[Element data from apps and pages]
============================================================

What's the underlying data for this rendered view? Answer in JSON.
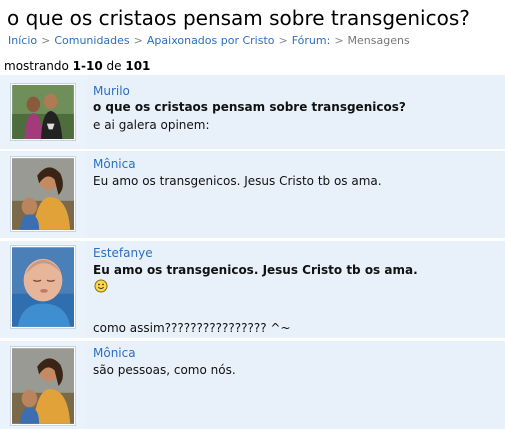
{
  "page": {
    "title": "o que os cristaos pensam sobre transgenicos?"
  },
  "breadcrumb": {
    "items": [
      "Início",
      "Comunidades",
      "Apaixonados por Cristo",
      "Fórum:"
    ],
    "current": "Mensagens",
    "separator": ">"
  },
  "pagination": {
    "prefix": "mostrando",
    "range": "1-10",
    "of": "de",
    "total": "101"
  },
  "posts": [
    {
      "author": "Murilo",
      "lines": [
        "o que os cristaos pensam sobre transgenicos?",
        "e ai galera opinem:"
      ],
      "avatar_icon": "couple-photo"
    },
    {
      "author": "Mônica",
      "lines": [
        "Eu amo os transgenicos. Jesus Cristo tb os ama."
      ],
      "avatar_icon": "woman-child-photo"
    },
    {
      "author": "Estefanye",
      "quote": "Eu amo os transgenicos. Jesus Cristo tb os ama.",
      "smiley_icon": "smiley-icon",
      "reply": "como assim???????????????? ^~",
      "avatar_icon": "baby-photo"
    },
    {
      "author": "Mônica",
      "lines": [
        "são pessoas, como nós."
      ],
      "avatar_icon": "woman-child-photo"
    }
  ],
  "colors": {
    "link": "#2a6fc2",
    "post_bg": "#e8f1fa",
    "muted": "#777777"
  }
}
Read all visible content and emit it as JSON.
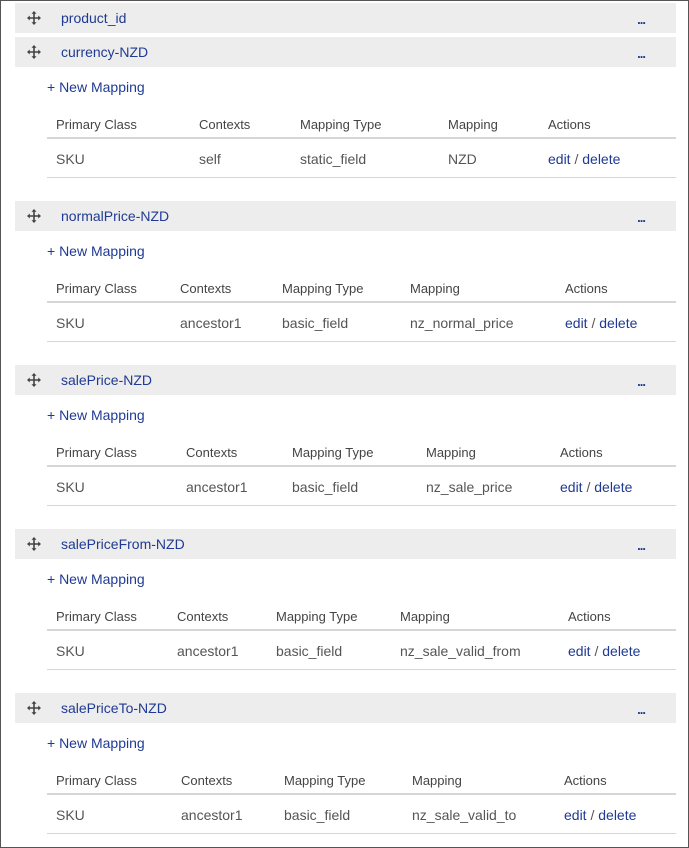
{
  "header": {
    "title": "product_id",
    "more_label": "...",
    "drag_icon": "move-icon"
  },
  "sections": [
    {
      "title": "currency-NZD",
      "more_label": "...",
      "new_mapping_label": "+ New Mapping",
      "columns": [
        "Primary Class",
        "Contexts",
        "Mapping Type",
        "Mapping",
        "Actions"
      ],
      "rows": [
        {
          "primary_class": "SKU",
          "contexts": "self",
          "mapping_type": "static_field",
          "mapping": "NZD",
          "edit_label": "edit",
          "separator": "/",
          "delete_label": "delete"
        }
      ]
    },
    {
      "title": "normalPrice-NZD",
      "more_label": "...",
      "new_mapping_label": "+ New Mapping",
      "columns": [
        "Primary Class",
        "Contexts",
        "Mapping Type",
        "Mapping",
        "Actions"
      ],
      "rows": [
        {
          "primary_class": "SKU",
          "contexts": "ancestor1",
          "mapping_type": "basic_field",
          "mapping": "nz_normal_price",
          "edit_label": "edit",
          "separator": "/",
          "delete_label": "delete"
        }
      ]
    },
    {
      "title": "salePrice-NZD",
      "more_label": "...",
      "new_mapping_label": "+ New Mapping",
      "columns": [
        "Primary Class",
        "Contexts",
        "Mapping Type",
        "Mapping",
        "Actions"
      ],
      "rows": [
        {
          "primary_class": "SKU",
          "contexts": "ancestor1",
          "mapping_type": "basic_field",
          "mapping": "nz_sale_price",
          "edit_label": "edit",
          "separator": "/",
          "delete_label": "delete"
        }
      ]
    },
    {
      "title": "salePriceFrom-NZD",
      "more_label": "...",
      "new_mapping_label": "+ New Mapping",
      "columns": [
        "Primary Class",
        "Contexts",
        "Mapping Type",
        "Mapping",
        "Actions"
      ],
      "rows": [
        {
          "primary_class": "SKU",
          "contexts": "ancestor1",
          "mapping_type": "basic_field",
          "mapping": "nz_sale_valid_from",
          "edit_label": "edit",
          "separator": "/",
          "delete_label": "delete"
        }
      ]
    },
    {
      "title": "salePriceTo-NZD",
      "more_label": "...",
      "new_mapping_label": "+ New Mapping",
      "columns": [
        "Primary Class",
        "Contexts",
        "Mapping Type",
        "Mapping",
        "Actions"
      ],
      "rows": [
        {
          "primary_class": "SKU",
          "contexts": "ancestor1",
          "mapping_type": "basic_field",
          "mapping": "nz_sale_valid_to",
          "edit_label": "edit",
          "separator": "/",
          "delete_label": "delete"
        }
      ]
    }
  ],
  "colors": {
    "link": "#1f3a93",
    "header_bg": "#ededed",
    "text": "#555555"
  }
}
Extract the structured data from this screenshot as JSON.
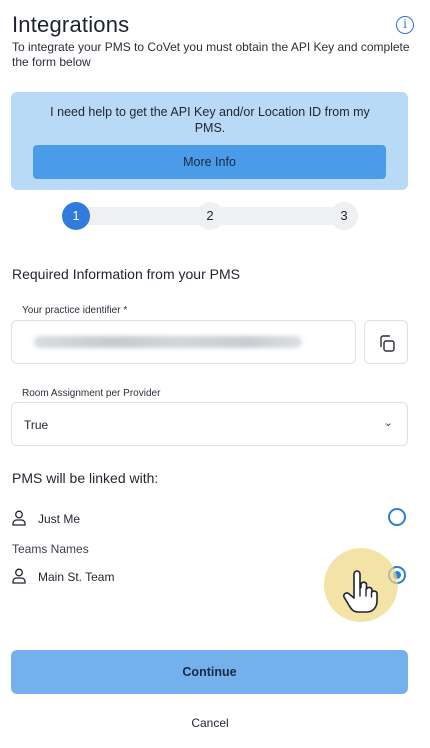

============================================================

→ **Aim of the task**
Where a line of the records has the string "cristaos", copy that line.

→ **Your solution**
    "title": "o que os cristaos pensam sobre transgenicos?"
        "o que os cristaos pensam sobre transgenicos?",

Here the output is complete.